►

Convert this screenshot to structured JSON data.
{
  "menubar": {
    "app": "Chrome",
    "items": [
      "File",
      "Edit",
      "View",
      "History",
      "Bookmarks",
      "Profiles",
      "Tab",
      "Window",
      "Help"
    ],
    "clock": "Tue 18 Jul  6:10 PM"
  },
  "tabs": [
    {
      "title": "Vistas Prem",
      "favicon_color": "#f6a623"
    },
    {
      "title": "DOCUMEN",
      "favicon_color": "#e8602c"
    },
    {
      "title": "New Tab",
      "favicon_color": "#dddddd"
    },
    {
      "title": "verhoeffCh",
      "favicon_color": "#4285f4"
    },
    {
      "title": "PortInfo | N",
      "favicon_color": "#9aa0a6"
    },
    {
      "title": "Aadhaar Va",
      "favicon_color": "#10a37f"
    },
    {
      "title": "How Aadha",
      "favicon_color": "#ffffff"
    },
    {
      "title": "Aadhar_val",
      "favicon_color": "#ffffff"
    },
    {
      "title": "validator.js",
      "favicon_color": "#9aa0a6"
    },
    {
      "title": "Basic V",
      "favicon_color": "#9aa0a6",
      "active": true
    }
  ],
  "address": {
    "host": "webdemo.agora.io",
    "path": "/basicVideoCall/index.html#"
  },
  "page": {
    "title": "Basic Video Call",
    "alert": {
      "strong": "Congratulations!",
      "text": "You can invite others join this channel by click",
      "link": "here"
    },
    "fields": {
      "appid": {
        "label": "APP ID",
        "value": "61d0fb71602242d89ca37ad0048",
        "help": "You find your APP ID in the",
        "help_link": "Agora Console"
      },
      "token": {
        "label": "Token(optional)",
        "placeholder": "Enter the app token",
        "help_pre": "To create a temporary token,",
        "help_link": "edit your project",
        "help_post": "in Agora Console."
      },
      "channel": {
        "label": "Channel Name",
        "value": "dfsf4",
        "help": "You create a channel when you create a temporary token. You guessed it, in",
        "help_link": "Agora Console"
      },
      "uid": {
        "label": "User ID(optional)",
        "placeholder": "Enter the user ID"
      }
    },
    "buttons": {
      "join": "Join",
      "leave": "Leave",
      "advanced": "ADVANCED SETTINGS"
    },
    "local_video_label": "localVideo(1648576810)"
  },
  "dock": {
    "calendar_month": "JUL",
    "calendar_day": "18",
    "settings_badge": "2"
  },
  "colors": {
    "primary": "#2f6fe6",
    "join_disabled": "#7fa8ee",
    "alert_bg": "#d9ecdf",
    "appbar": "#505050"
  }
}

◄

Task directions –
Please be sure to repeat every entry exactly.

Reply to the task –
Convert this screenshot to structured JSON data.
{
  "menubar": {
    "app": "Chrome",
    "items": [
      "File",
      "Edit",
      "View",
      "History",
      "Bookmarks",
      "Profiles",
      "Tab",
      "Window",
      "Help"
    ],
    "clock": "Tue 18 Jul  6:10 PM"
  },
  "tabs": [
    {
      "title": "Vistas Prem",
      "favicon_color": "#f6a623"
    },
    {
      "title": "DOCUMEN",
      "favicon_color": "#e8602c"
    },
    {
      "title": "New Tab",
      "favicon_color": "#dddddd"
    },
    {
      "title": "verhoeffCh",
      "favicon_color": "#4285f4"
    },
    {
      "title": "PortInfo | N",
      "favicon_color": "#9aa0a6"
    },
    {
      "title": "Aadhaar Va",
      "favicon_color": "#10a37f"
    },
    {
      "title": "How Aadha",
      "favicon_color": "#ffffff"
    },
    {
      "title": "Aadhar_val",
      "favicon_color": "#ffffff"
    },
    {
      "title": "validator.js",
      "favicon_color": "#9aa0a6"
    },
    {
      "title": "Basic V",
      "favicon_color": "#9aa0a6",
      "active": true
    }
  ],
  "address": {
    "host": "webdemo.agora.io",
    "path": "/basicVideoCall/index.html#"
  },
  "page": {
    "title": "Basic Video Call",
    "alert": {
      "strong": "Congratulations!",
      "text": "You can invite others join this channel by click",
      "link": "here"
    },
    "fields": {
      "appid": {
        "label": "APP ID",
        "value": "61d0fb71602242d89ca37ad0048",
        "help": "You find your APP ID in the",
        "help_link": "Agora Console"
      },
      "token": {
        "label": "Token(optional)",
        "placeholder": "Enter the app token",
        "help_pre": "To create a temporary token,",
        "help_link": "edit your project",
        "help_post": "in Agora Console."
      },
      "channel": {
        "label": "Channel Name",
        "value": "dfsf4",
        "help": "You create a channel when you create a temporary token. You guessed it, in",
        "help_link": "Agora Console"
      },
      "uid": {
        "label": "User ID(optional)",
        "placeholder": "Enter the user ID"
      }
    },
    "buttons": {
      "join": "Join",
      "leave": "Leave",
      "advanced": "ADVANCED SETTINGS"
    },
    "local_video_label": "localVideo(1648576810)"
  },
  "dock": {
    "calendar_month": "JUL",
    "calendar_day": "18",
    "settings_badge": "2"
  },
  "colors": {
    "primary": "#2f6fe6",
    "join_disabled": "#7fa8ee",
    "alert_bg": "#d9ecdf",
    "appbar": "#505050"
  }
}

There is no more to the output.